SAFETEA-LU, the funding and authorization bill that guides federal transportation spending, expired last year and a new bill is in the works. With each subsequent iteration, federal transportation bills have made more provisions for alternate modes, but highway spending still dominates. $40 million in the highway account is allowed to be used by states as flex funds for alternate modes, but the ultimate decision of how this money is used is up to state DOTs. Though I’m no expert in federal transportation policy, here are the things I think should be included in the next bill:

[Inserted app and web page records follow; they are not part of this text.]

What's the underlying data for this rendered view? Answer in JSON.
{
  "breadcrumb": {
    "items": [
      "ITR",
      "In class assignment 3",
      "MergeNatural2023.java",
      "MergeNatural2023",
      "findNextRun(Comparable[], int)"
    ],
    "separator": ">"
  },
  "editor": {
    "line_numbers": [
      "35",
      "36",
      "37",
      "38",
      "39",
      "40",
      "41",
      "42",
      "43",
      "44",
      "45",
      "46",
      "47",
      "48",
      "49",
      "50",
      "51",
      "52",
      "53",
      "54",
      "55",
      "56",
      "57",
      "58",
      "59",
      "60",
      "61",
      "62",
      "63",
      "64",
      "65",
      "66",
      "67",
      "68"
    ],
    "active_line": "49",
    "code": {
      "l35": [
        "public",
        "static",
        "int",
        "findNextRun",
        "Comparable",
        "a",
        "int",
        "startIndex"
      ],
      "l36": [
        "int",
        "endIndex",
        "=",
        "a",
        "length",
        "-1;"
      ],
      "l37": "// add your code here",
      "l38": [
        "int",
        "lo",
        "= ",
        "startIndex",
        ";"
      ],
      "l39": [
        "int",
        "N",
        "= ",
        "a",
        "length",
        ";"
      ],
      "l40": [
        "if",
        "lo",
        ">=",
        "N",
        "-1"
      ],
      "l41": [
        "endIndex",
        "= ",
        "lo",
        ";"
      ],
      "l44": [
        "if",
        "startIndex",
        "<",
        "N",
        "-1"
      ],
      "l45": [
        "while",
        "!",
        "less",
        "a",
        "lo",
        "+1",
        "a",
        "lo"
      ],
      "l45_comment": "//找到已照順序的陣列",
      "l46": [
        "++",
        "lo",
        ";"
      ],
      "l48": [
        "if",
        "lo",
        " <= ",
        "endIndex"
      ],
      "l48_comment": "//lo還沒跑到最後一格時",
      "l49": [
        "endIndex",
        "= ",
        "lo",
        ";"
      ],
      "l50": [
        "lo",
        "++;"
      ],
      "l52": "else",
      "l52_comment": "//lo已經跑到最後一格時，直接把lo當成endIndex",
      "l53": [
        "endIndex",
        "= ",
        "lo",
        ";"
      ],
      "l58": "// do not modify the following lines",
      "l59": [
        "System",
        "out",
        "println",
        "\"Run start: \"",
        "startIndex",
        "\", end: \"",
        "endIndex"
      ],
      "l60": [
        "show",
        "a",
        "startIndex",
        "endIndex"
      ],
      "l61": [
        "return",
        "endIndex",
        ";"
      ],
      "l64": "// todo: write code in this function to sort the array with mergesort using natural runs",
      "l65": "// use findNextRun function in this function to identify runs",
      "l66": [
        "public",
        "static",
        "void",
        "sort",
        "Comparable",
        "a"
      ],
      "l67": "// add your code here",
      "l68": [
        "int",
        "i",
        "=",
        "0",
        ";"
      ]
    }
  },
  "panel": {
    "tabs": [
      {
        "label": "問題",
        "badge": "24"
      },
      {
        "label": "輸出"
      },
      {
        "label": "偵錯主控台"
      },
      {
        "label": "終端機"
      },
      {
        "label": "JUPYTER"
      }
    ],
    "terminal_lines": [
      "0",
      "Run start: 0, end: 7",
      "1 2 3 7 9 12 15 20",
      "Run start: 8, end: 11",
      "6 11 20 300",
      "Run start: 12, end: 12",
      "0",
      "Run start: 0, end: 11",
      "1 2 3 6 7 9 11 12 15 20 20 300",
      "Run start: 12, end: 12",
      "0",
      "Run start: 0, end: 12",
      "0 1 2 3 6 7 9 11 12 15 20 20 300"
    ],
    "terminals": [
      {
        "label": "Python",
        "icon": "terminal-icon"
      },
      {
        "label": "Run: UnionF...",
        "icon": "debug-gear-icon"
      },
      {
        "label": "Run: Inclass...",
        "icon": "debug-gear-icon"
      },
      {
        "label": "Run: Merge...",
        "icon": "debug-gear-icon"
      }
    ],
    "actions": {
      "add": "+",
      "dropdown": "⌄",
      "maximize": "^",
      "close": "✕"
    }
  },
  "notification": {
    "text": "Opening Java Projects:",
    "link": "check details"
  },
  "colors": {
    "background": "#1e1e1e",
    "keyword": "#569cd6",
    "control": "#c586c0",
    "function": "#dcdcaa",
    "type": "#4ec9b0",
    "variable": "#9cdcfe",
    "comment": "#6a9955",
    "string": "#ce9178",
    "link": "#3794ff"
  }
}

Gas tax alternatives – a vehicle miles tax (VMT) is an equitable way to tax people in proportion to how much they use our roads. The bank account will also take less of a hit as more fuel efficient vehicles fill the streets. It makes sense to charge people in proportion to the amount they use a service or good. Fuel consumption will soon be an outdated proxy for road usage.
Mandated multimodal funding – SAFETEA-LU marketeers made a big deal about flexible spending for alternate modes. Big deal. These spending decisions were mostly left up to state DOTs. This is fine if you’re in a progressive part of the country, but many state agencies still think highways are the bee’s knees (I love 1920′s slang). This is like giving a blank check to a crack addict. Just as there are dedicated funds for highways, there should be a mandated percentage of funds going to walking/biking/transit. Or give more power to MPOs and cities to decide how to spend the money.
Increase federal match for transit - say you want to build a highway. No problem. The feds will give you 90% of the cost. A new transit line? You’re lucky if you get a 60% match. This is partly due to the huge demand of the New Starts program and the dearth of funding available for such projects. Oh yea, and highways don’t pay for themselves, and transit shouldn’t be held to a more stringent standard which requires unrealistic “cost effectiveness” goals. Show me one cost effective highway.
Incentives for more domestic light rail/commuter rail car manufacturers. All this know-how is in Europe and Japan. We need to bring it here and base our manufacturing sector on sustainability instead of waste. Lately, when I walk by cars stuck in traffic, I see a racket. Huge subsidies given to car manufacturers, who in turn spew out millions of cars on asphalt roads which employ millions of contractors and engineers so even more people can have their own steel box which shuttles them around in the most wasteful, environmentally and physically harmful way possible. Why not put these subsidies into a product which has a future and is actually good for people?
Mark R. Brown